Health insurance is not obligatory in Thailand. This does not mean however that health care is free to the public as is the case in many European countries. If something happens where you need to go to the doctor or one of the hospitals throughout Bangkok, you have two options:
- Pay for the entire visit out of pocket; but keep in mind that if you have to have surgery or stay for days in a hospital the price can be very high. If though you need a doctor’s visit or a vaccination, the cost should be around 60 – 100 USD.
- Take out a health insurance policy. There are many types of policies that like their prices, vary noticeably according to your age and the services you wish to include. Click here to read our guide on health insurance for expats in Asia.
The number of places where you can eat in Bangkok is infinite, on “Trip Advisor” alone there are more than 9.000 restaurants.
The biggest difference is surely among restaurants serving Thai cuisine, which also includes those along the capital’s sidewalks, where a dish of pad thai (the Thai version of spaghetti … more or less!), will cost just 30 THB, depending on the ingredients.

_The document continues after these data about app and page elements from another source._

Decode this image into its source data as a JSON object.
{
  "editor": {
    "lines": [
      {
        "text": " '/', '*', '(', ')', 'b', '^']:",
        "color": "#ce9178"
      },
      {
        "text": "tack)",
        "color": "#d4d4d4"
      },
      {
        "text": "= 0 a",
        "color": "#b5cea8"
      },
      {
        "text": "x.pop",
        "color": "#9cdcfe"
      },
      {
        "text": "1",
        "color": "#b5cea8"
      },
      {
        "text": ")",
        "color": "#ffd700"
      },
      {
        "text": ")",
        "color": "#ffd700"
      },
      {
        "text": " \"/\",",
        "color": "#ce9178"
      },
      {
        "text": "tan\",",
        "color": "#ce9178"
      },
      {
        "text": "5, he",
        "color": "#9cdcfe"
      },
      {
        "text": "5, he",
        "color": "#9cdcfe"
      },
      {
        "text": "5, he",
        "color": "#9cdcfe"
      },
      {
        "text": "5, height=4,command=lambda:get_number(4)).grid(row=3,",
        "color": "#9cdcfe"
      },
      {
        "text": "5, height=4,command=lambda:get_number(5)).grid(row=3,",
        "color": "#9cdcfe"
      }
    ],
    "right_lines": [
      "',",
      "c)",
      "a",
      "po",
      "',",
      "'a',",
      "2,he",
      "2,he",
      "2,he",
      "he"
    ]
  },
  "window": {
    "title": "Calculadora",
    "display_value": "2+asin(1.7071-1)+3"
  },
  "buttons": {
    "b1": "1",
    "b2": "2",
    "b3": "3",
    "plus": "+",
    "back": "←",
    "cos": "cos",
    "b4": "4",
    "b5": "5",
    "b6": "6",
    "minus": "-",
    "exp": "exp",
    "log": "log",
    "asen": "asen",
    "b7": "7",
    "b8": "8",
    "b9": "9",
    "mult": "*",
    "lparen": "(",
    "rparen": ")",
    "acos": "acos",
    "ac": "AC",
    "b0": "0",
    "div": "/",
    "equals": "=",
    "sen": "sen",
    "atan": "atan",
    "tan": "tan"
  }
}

For foreign restaurants the costs are greatly higher, especially when you consider that all (or almost all) apply a 7% tax and 10% tip on the final bill.
Here’s a list of some prices:
- Pizza: 8 – 15 USD;
- Plate of pasta: 7 – 12 USD;
- Portion of sushi and sashimi: 25 USD;
- Cheese Fondue for two people: 20 USD;
- Argentinian steak: 40 USD;
- Paella for 2 people: 15 USD;
- Fajitas: 10 USD.
The largest shopping centers in Bangkok, including the luxurious Siam Paragon, besides supermarkets, beauty salons, shops, restaurants, banks, karaoke bars, and bowling alleys, also offer (usually on the top floor) movie theaters.
Ticket prices depend on the type of theater you choose, on Wednesdays there’s a 50% discount, and at the MBK shopping center you can find tickets for 120 THB. But if you decide to see a film in the VIP hall with reclining seats, buffet and popcorn included, the price rises to 500 THB.
Besides cinemas where you can see films in 4D, you can also taste a film inside the ultra-luxurious “Enigma Cinema” for a total of 3.500 THB a couple , where you’re served dinner by an honest-to-goodness butler.
Temples and cultural visits
Something you’ll want to do when you first get to Bangkok, is to visit various Buddhist temples situated in the ancient part of the capital. The cost for these cultural places is rather low; 100 THB to visit the reclining Buddha and 500 THB to visit the royal palace.
Some temples are actually completely free, such as the Gold Mountain, a temple where you can admire Bangkok from above in all its splendor.
Dispelling the myth…
In conclusion, we can certainly dispel the myth that you can live in Thailand for 300 USD a month; a possible option for a Thai, but definitely not for a foreigner.
A minimum budget to have when you leave your country to live in Thailand will be between 800 – 1,000 USD a month.
This figure is for a single person’s lifestyle who works and has a more or less “normal” life; but if you’re thinking about traveling intensively or living in luxury, your budget will go up as well!
[Photo Credits (Creative Commons License): www.flickr.com/photos/torbus/]